# Mathematics needed for higher dimensional category theory?

I'm a undergrad(third year, Manchester uni) that is thinking of doing a PhD in this area or category theory in general.

Just wondering, what branches of Maths should I focus on? As I've been told that topology particular Algebraic topology is the main area for this. A lecturer told me I should focus on getting down Algebraic topology before thinking of doing category theory as most of the examples of category theory are from algebraic topology.

However, another lecturer told me I should be doing logic and particular model theory. I can take a course in it this year, but would mean not doing commutative algebra.

But, I'm confused on what I should be studying. Like do I need logic or do I need analysis and algebra?

Also, do you need set theory to do category theory?

P.S. It just seems like every lecturer I asked gives me different answer. Like some even was telling me that I should be doing computer science modules and graph theory.

## 1 Answer

Certainly a firm grounding in classical category theory would be immensely helpful, and studying algebraic topology is indeed one of the best ways of accomplishing this.
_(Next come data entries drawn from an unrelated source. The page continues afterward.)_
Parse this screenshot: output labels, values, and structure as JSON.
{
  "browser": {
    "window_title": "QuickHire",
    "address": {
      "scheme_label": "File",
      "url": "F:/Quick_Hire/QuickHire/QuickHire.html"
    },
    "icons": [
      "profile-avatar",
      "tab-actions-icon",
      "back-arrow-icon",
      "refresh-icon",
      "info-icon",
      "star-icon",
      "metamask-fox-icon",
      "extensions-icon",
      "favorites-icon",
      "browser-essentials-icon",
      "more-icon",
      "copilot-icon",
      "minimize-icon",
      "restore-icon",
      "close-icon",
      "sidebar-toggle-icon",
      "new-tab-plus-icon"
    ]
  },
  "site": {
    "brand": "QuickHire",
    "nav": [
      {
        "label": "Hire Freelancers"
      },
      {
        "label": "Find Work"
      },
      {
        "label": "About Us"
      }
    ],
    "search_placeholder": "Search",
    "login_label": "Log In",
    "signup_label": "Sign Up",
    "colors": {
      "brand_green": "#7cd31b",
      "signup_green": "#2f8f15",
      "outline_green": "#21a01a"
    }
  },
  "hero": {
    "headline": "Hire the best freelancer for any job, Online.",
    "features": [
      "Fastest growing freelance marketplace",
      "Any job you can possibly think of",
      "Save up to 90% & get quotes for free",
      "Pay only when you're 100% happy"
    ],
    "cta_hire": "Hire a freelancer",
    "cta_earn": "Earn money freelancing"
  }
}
Category theory is the language underlying modern algebraic topology, so having a firm grasp of the subject would necessitate having a very good understanding of category theory.
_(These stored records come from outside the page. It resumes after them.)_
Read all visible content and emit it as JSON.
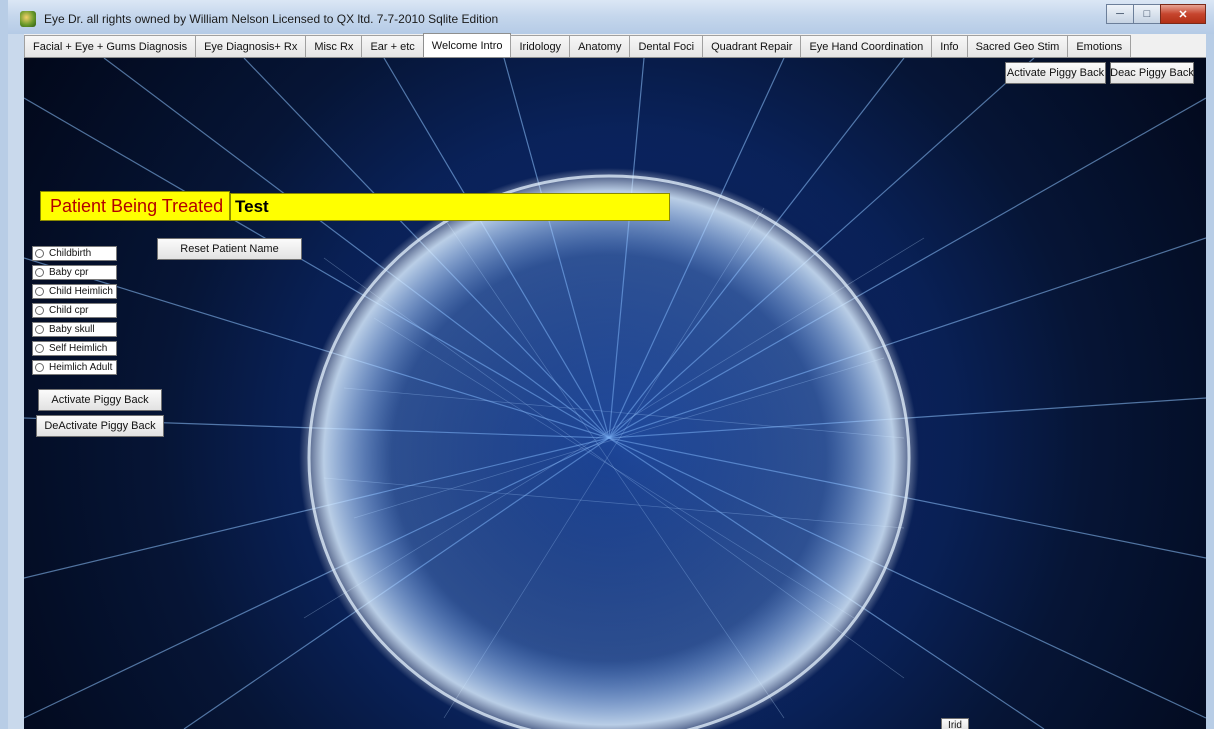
{
  "window": {
    "title": "Eye Dr.   all rights owned by William Nelson Licensed to QX ltd.   7-7-2010 Sqlite Edition",
    "app_icon": "app-logo-icon",
    "controls": [
      "minimize-icon",
      "maximize-icon",
      "close-icon"
    ]
  },
  "tabs": [
    {
      "label": "Facial + Eye + Gums Diagnosis",
      "active": false
    },
    {
      "label": "Eye Diagnosis+ Rx",
      "active": false
    },
    {
      "label": "Misc Rx",
      "active": false
    },
    {
      "label": "Ear + etc",
      "active": false
    },
    {
      "label": "Welcome Intro",
      "active": true
    },
    {
      "label": "Iridology",
      "active": false
    },
    {
      "label": "Anatomy",
      "active": false
    },
    {
      "label": "Dental Foci",
      "active": false
    },
    {
      "label": "Quadrant Repair",
      "active": false
    },
    {
      "label": "Eye Hand Coordination",
      "active": false
    },
    {
      "label": "Info",
      "active": false
    },
    {
      "label": "Sacred Geo Stim",
      "active": false
    },
    {
      "label": "Emotions",
      "active": false
    }
  ],
  "top_buttons": {
    "activate": "Activate Piggy Back",
    "deactivate": "Deac Piggy Back"
  },
  "patient": {
    "label": "Patient Being Treated",
    "name": "Test"
  },
  "reset_button": "Reset Patient Name",
  "options": [
    {
      "label": "Childbirth",
      "checked": false
    },
    {
      "label": "Baby cpr",
      "checked": false
    },
    {
      "label": "Child Heimlich",
      "checked": false
    },
    {
      "label": "Child cpr",
      "checked": false
    },
    {
      "label": "Baby skull",
      "checked": false
    },
    {
      "label": "Self Heimlich",
      "checked": false
    },
    {
      "label": "Heimlich Adult",
      "checked": false
    }
  ],
  "left_buttons": {
    "activate": "Activate Piggy Back",
    "deactivate": "DeActivate Piggy Back"
  },
  "bottom_button": "Irid"
}
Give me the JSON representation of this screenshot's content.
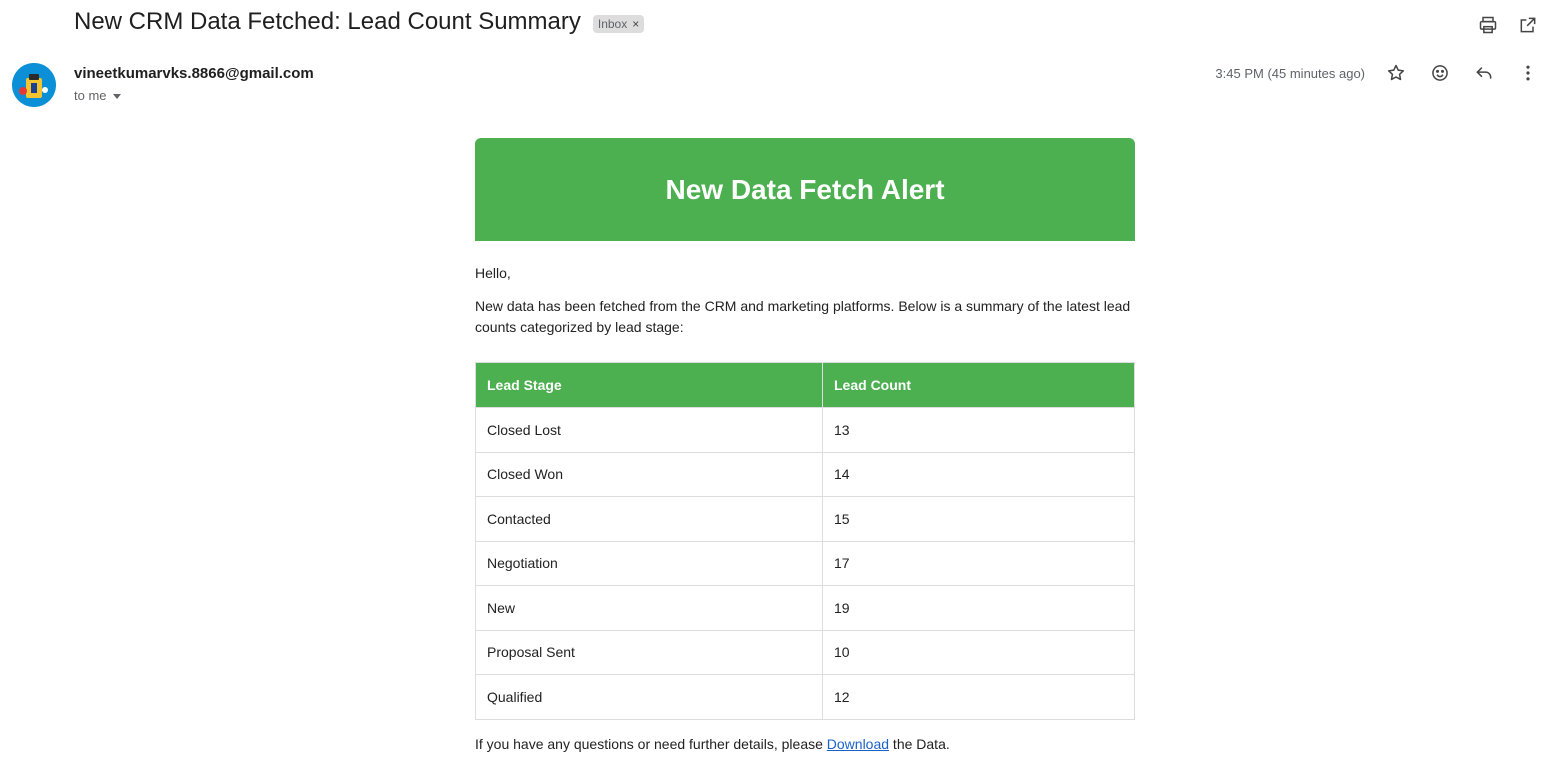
{
  "email": {
    "subject": "New CRM Data Fetched: Lead Count Summary",
    "label": "Inbox",
    "label_remove": "×",
    "sender": "vineetkumarvks.8866@gmail.com",
    "recipient": "to me",
    "timestamp": "3:45 PM (45 minutes ago)"
  },
  "body": {
    "banner_title": "New Data Fetch Alert",
    "greeting": "Hello,",
    "intro": "New data has been fetched from the CRM and marketing platforms. Below is a summary of the latest lead counts categorized by lead stage:",
    "table": {
      "headers": [
        "Lead Stage",
        "Lead Count"
      ],
      "rows": [
        [
          "Closed Lost",
          "13"
        ],
        [
          "Closed Won",
          "14"
        ],
        [
          "Contacted",
          "15"
        ],
        [
          "Negotiation",
          "17"
        ],
        [
          "New",
          "19"
        ],
        [
          "Proposal Sent",
          "10"
        ],
        [
          "Qualified",
          "12"
        ]
      ]
    },
    "footer_before": "If you have any questions or need further details, please ",
    "footer_link": "Download",
    "footer_after": " the Data."
  },
  "icons": {
    "print": "print-icon",
    "open_new_window": "open-in-new-window-icon",
    "star": "star-icon",
    "emoji": "emoji-reaction-icon",
    "reply": "reply-icon",
    "more": "more-vertical-icon"
  },
  "colors": {
    "accent_green": "#4caf50",
    "link_blue": "#1a62c9"
  }
}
If your goal is to study higher category theory such as in Jacob Lurie's book Higher Topos Theory, I'll direct you to this MO question, where Lurie has written an outline of what you should know before attempting to tackle the book. If this is indeed the sort of thing you wish to study, perhaps the best way to figure out what you need to learn would be to start browsing through it. Even if you can't understand the book, you'll start to get a feel for the sort of things you should be learning about.
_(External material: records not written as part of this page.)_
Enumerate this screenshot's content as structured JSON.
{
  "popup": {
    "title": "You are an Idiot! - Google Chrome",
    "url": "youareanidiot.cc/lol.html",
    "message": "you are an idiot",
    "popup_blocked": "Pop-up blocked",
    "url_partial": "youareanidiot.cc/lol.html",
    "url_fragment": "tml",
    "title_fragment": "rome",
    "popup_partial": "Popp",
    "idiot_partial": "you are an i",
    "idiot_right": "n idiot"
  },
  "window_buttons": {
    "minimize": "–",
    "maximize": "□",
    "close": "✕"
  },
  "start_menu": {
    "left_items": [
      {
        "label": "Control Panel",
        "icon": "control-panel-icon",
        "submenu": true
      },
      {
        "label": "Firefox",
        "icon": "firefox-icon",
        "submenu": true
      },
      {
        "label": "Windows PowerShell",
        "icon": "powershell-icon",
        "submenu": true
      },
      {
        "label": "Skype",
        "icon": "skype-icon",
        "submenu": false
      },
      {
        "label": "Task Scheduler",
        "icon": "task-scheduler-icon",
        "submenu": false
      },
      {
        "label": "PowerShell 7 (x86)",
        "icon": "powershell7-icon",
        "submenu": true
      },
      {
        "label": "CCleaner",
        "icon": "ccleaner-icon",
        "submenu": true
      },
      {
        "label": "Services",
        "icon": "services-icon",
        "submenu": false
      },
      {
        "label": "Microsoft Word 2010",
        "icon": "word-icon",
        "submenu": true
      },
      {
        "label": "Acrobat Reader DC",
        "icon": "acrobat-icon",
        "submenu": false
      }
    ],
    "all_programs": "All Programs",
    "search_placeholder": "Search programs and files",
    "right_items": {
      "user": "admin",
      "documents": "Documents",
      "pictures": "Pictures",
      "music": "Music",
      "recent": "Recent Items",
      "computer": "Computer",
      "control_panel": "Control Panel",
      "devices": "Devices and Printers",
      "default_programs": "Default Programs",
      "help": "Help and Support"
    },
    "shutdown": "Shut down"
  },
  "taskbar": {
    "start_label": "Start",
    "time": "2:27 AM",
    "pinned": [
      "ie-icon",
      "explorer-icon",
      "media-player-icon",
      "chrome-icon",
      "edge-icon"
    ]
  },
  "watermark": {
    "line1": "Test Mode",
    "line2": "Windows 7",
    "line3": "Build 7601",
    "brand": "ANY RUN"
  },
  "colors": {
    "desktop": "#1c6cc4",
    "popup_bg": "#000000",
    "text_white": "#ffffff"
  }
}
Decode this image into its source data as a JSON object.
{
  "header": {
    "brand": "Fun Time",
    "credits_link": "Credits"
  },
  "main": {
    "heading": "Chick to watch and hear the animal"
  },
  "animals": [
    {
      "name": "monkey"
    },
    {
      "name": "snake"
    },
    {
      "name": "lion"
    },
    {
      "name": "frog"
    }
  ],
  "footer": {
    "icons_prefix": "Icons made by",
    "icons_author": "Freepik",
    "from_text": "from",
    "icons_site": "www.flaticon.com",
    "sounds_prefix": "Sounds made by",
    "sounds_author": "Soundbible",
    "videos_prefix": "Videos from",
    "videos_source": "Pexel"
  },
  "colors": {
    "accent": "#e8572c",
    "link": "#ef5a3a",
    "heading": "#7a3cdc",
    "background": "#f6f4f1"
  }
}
You don't need set theory to do category theory, but there are certainly areas where it comes up. For example, there is a notion of small objects in a category (which are used, for example, in Quillen's Small Object Argument) which involves some basic notions of cardinals and ordinals from set theory. However, much of category theory can be done with only a basic understanding of set theory.